HPG-27: Engineering Design Services Business Case Development

Division | Department: Engineering | Utilities
City Project Lead: Connie Bartels

In 2006, the City of Bellevue’s Utilities Department decided to outsource all engineering design work to external consultants. For the past 12 years, the city has contracted with consultants for its design work on projects to repair, rehabilitate and/or replace aged water, sewer and stormwater infrastructure.

The proposed project is to develop a business case that examines different options for performing engineering design work on capital improvement projects (CIP) to help the Utilities Departments deliver its CIP Program.

Several options (e.g., in-house design, out-sourced design, blended models) will be identified and analyzed to determine the best possible re-structure recommendation. A cost-benefit analysis, risk assessment and overall viability evaluation will be performed on each option. The comprehensive business case will be presented to the Bellevue Utilities Directors for approval.

HPG-28: Utilities Emergency Planning and Response Program Development

Division | Department: Operations & Maintenance | Utilities
City Project Lead: Don McQuilliams

The Utilities Department is expanding our existing emergency management program and hiring a Program Administrator to develop and implement a revised Emergency Planning and Response Program. This is an opportunity to participate in the development of a program that will set the foundation for how Bellevue Utilities operates emergency management response activities for years to come. The student role in this work would be to assist the Program Administrator in the development of the Emergency Planning and Response Program. Examples of work that students would participate on are:

• Development of contractual agreements with other government entities and outside vendors.

• Research and development of industry standard training plans focused on Emergency Management.

• Research and development of emergency planning tabletop exercises, templates and areas of focus.

This project must be undertaken in either the Autumn or Winter quarters.

HPG-29: Chart of Accounts

Division | Department: Accounting | Finance
City Project Lead: James Alcantar 

The chart of accounts is the foundation of any financial reporting system. The city is currently beginning to research various opportunities to upgrade the financial reporting system it uses. The current chart of accounts has been in place for several years and will need to be improved to be ready for a new system.  The major areas of opportunity are simplifying the object codes on the expenditure side and the subsidiary accounts on the revenue side.

There are four goals for this project:

  1. Review existing chart of accounts structures
  2. Develop information requirements by components (revenue, expenditures, assets, etc.)
  3. Recommend a streamlined chart of accounts structure
  4. Maintain Budget Accounting and Reporting System (BARS) requirements

The deliverables would include the review of the existing chart of accounts structures.
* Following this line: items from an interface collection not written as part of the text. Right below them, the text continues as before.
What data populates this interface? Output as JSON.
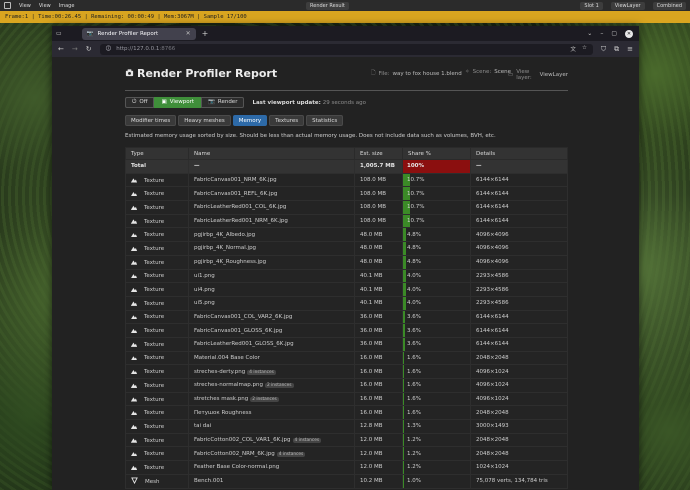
{
  "blender": {
    "menus": [
      "View",
      "View",
      "Image"
    ],
    "render_result": "Render Result",
    "slot": "Slot 1",
    "view_layer": "ViewLayer",
    "display": "Combined",
    "status": "Frame:1 | Time:00:26.45 | Remaining: 00:00:49 | Mem:3067M | Sample 17/100"
  },
  "browser": {
    "tab_title": "Render Profiler Report",
    "url_host": "http://127.0.0.1",
    "url_port": ":8766"
  },
  "report": {
    "title": "Render Profiler Report",
    "file_label": "File:",
    "file_value": "way to fox house 1.blend",
    "scene_label": "Scene:",
    "scene_value": "Scene",
    "viewlayer_label": "View layer:",
    "viewlayer_value": "ViewLayer",
    "modes": {
      "off": "Off",
      "viewport": "Viewport",
      "render": "Render"
    },
    "last_update_label": "Last viewport update:",
    "last_update_value": "29 seconds ago",
    "tabs": [
      "Modifier times",
      "Heavy meshes",
      "Memory",
      "Textures",
      "Statistics"
    ],
    "active_tab": "Memory",
    "description": "Estimated memory usage sorted by size. Should be less than actual memory usage. Does not include data such as volumes, BVH, etc.",
    "columns": {
      "type": "Type",
      "name": "Name",
      "size": "Est. size",
      "share": "Share %",
      "details": "Details"
    },
    "total": {
      "label": "Total",
      "name": "—",
      "size": "1,005.7 MB",
      "share": "100%",
      "details": "—"
    },
    "rows": [
      {
        "type": "Texture",
        "name": "FabricCanvas001_NRM_6K.jpg",
        "badge": "",
        "size": "108.0 MB",
        "share": "10.7%",
        "share_frac": 0.107,
        "details": "6144×6144"
      },
      {
        "type": "Texture",
        "name": "FabricCanvas001_REFL_6K.jpg",
        "badge": "",
        "size": "108.0 MB",
        "share": "10.7%",
        "share_frac": 0.107,
        "details": "6144×6144"
      },
      {
        "type": "Texture",
        "name": "FabricLeatherRed001_COL_6K.jpg",
        "badge": "",
        "size": "108.0 MB",
        "share": "10.7%",
        "share_frac": 0.107,
        "details": "6144×6144"
      },
      {
        "type": "Texture",
        "name": "FabricLeatherRed001_NRM_6K.jpg",
        "badge": "",
        "size": "108.0 MB",
        "share": "10.7%",
        "share_frac": 0.107,
        "details": "6144×6144"
      },
      {
        "type": "Texture",
        "name": "pgjirbp_4K_Albedo.jpg",
        "badge": "",
        "size": "48.0 MB",
        "share": "4.8%",
        "share_frac": 0.048,
        "details": "4096×4096"
      },
      {
        "type": "Texture",
        "name": "pgjirbp_4K_Normal.jpg",
        "badge": "",
        "size": "48.0 MB",
        "share": "4.8%",
        "share_frac": 0.048,
        "details": "4096×4096"
      },
      {
        "type": "Texture",
        "name": "pgjirbp_4K_Roughness.jpg",
        "badge": "",
        "size": "48.0 MB",
        "share": "4.8%",
        "share_frac": 0.048,
        "details": "4096×4096"
      },
      {
        "type": "Texture",
        "name": "ui1.png",
        "badge": "",
        "size": "40.1 MB",
        "share": "4.0%",
        "share_frac": 0.04,
        "details": "2293×4586"
      },
      {
        "type": "Texture",
        "name": "ui4.png",
        "badge": "",
        "size": "40.1 MB",
        "share": "4.0%",
        "share_frac": 0.04,
        "details": "2293×4586"
      },
      {
        "type": "Texture",
        "name": "ui5.png",
        "badge": "",
        "size": "40.1 MB",
        "share": "4.0%",
        "share_frac": 0.04,
        "details": "2293×4586"
      },
      {
        "type": "Texture",
        "name": "FabricCanvas001_COL_VAR2_6K.jpg",
        "badge": "",
        "size": "36.0 MB",
        "share": "3.6%",
        "share_frac": 0.036,
        "details": "6144×6144"
      },
      {
        "type": "Texture",
        "name": "FabricCanvas001_GLOSS_6K.jpg",
        "badge": "",
        "size": "36.0 MB",
        "share": "3.6%",
        "share_frac": 0.036,
        "details": "6144×6144"
      },
      {
        "type": "Texture",
        "name": "FabricLeatherRed001_GLOSS_6K.jpg",
        "badge": "",
        "size": "36.0 MB",
        "share": "3.6%",
        "share_frac": 0.036,
        "details": "6144×6144"
      },
      {
        "type": "Texture",
        "name": "Material.004 Base Color",
        "badge": "",
        "size": "16.0 MB",
        "share": "1.6%",
        "share_frac": 0.016,
        "details": "2048×2048"
      },
      {
        "type": "Texture",
        "name": "streches-derty.png",
        "badge": "4 instances",
        "size": "16.0 MB",
        "share": "1.6%",
        "share_frac": 0.016,
        "details": "4096×1024"
      },
      {
        "type": "Texture",
        "name": "streches-normalmap.png",
        "badge": "2 instances",
        "size": "16.0 MB",
        "share": "1.6%",
        "share_frac": 0.016,
        "details": "4096×1024"
      },
      {
        "type": "Texture",
        "name": "stretches mask.png",
        "badge": "2 instances",
        "size": "16.0 MB",
        "share": "1.6%",
        "share_frac": 0.016,
        "details": "4096×1024"
      },
      {
        "type": "Texture",
        "name": "Петушок Roughness",
        "badge": "",
        "size": "16.0 MB",
        "share": "1.6%",
        "share_frac": 0.016,
        "details": "2048×2048"
      },
      {
        "type": "Texture",
        "name": "tai dai",
        "badge": "",
        "size": "12.8 MB",
        "share": "1.3%",
        "share_frac": 0.013,
        "details": "3000×1493"
      },
      {
        "type": "Texture",
        "name": "FabricCotton002_COL_VAR1_6K.jpg",
        "badge": "4 instances",
        "size": "12.0 MB",
        "share": "1.2%",
        "share_frac": 0.012,
        "details": "2048×2048"
      },
      {
        "type": "Texture",
        "name": "FabricCotton002_NRM_6K.jpg",
        "badge": "4 instances",
        "size": "12.0 MB",
        "share": "1.2%",
        "share_frac": 0.012,
        "details": "2048×2048"
      },
      {
        "type": "Texture",
        "name": "Feather Base Color-normal.png",
        "badge": "",
        "size": "12.0 MB",
        "share": "1.2%",
        "share_frac": 0.012,
        "details": "1024×1024"
      },
      {
        "type": "Mesh",
        "name": "Bench.001",
        "badge": "",
        "size": "10.2 MB",
        "share": "1.0%",
        "share_frac": 0.01,
        "details": "75,078 verts, 134,784 tris"
      }
    ]
  },
  "colors": {
    "accent_green": "#3f8f3a",
    "share_bar": "#3b8a27",
    "total_bar": "#8b0f0f",
    "active_tab": "#2d6aa8",
    "status_bar": "#d9a520"
  }
}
This would include interviewing information stakeholders to determine what information is needed and how it will be used. It would also identify where a single segment is used for multiple purposes. Deliverables may also include identification of tools and processes regarding best practices for the chart of accounts. The analysis should include the requirements for each component and a recommendation of how to streamline the chart of accounts. Any recommendation would have to maintain the BARS standards as set forth by the State of Washington.

This project would ideally be undertaken in the Autumn quarter.